Vodafone will meet with its shareholders over the next two days to work out an offer, said Chief Executive Officer Chris Gent. Mannesmann rejected a proposed bid Sunday of 202.65 euros ($209.57) per share.
"We're prepared, if necessary, to proceed with an unsolicited bid," Gent said. Some analysts say Vodafone will have to go as high as 270 euros per share to succeed.
While no hostile takeover has ever succeeded in Germany, some analysts and investors said Vodafone may have little choice after Mannesmann said Sunday's approach put the companies' joint ventures in three European countries "in jeopardy."
Mannesmann noted differences in strategy and a low price in rebuffing the offer, making a compromise unlikely, analysts said. The Vodafone bid would be the second-biggest ever.
Vodafone would not comment on what swap ratio it would offer in a new bid, though Gent said a cash element was unlikely. Mannesmann's supervisory board is scheduled to meet Friday, and Vodafone expects to have a new offer ready for the directors to discuss, Gent said.
Mannesmann, a Dusseldorf-based company, said it would not comment until it receives a new offer from Vodafone and repeated that it is not looking for a "white knight" to help fend off a hostile bid. Rather, the company is counting on its growth potential.
In a related development, Bell Atlantic Corp. does not plan to bid for Mannesmann because the price is too high, said Bell Atlantic Chairman and Chief Executive Officer Ivan Seidenberg.
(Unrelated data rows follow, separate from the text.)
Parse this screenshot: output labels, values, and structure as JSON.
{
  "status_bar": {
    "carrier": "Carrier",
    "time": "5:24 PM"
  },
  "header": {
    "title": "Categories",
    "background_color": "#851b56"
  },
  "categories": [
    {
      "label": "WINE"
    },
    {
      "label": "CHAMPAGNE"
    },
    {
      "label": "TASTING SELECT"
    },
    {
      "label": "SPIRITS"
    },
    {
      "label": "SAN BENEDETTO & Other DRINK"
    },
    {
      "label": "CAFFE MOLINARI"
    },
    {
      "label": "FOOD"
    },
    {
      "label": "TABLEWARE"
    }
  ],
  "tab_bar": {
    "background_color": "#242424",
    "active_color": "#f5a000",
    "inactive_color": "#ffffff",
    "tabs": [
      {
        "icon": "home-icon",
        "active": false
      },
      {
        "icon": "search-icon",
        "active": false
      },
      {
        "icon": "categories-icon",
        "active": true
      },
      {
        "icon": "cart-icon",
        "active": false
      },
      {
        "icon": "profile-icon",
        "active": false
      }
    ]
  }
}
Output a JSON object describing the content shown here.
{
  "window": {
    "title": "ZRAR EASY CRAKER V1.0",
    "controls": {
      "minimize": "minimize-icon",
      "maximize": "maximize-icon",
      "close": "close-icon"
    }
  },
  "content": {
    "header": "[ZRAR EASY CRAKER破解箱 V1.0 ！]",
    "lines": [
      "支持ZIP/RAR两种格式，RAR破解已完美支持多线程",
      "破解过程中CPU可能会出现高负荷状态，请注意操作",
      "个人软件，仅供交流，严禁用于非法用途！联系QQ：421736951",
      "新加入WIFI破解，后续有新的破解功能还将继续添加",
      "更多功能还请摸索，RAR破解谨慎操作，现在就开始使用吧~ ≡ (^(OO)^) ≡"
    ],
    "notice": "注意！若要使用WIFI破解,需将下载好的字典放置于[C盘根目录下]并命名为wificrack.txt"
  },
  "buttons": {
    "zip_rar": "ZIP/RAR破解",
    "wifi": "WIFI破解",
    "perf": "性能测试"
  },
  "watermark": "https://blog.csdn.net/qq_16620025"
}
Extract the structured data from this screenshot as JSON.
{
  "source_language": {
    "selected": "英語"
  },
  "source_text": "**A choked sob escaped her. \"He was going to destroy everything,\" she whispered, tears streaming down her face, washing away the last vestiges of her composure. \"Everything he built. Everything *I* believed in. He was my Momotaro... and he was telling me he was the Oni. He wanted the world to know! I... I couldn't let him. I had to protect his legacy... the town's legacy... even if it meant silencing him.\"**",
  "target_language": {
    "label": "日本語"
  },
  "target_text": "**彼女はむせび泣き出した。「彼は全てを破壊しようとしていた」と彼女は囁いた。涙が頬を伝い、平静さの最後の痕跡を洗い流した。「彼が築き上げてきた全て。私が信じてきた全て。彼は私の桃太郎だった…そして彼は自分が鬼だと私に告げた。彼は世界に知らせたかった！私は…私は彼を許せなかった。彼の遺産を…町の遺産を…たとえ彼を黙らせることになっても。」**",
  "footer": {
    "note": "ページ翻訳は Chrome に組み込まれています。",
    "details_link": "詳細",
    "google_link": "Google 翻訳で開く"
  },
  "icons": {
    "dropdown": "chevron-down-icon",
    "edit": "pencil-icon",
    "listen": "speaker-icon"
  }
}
Bell Atlantic, SBC Communications Inc., MCI WorldCom Inc. and British Telecommunications PLC have been seen as potential "white knight" suitors for Mannesmann.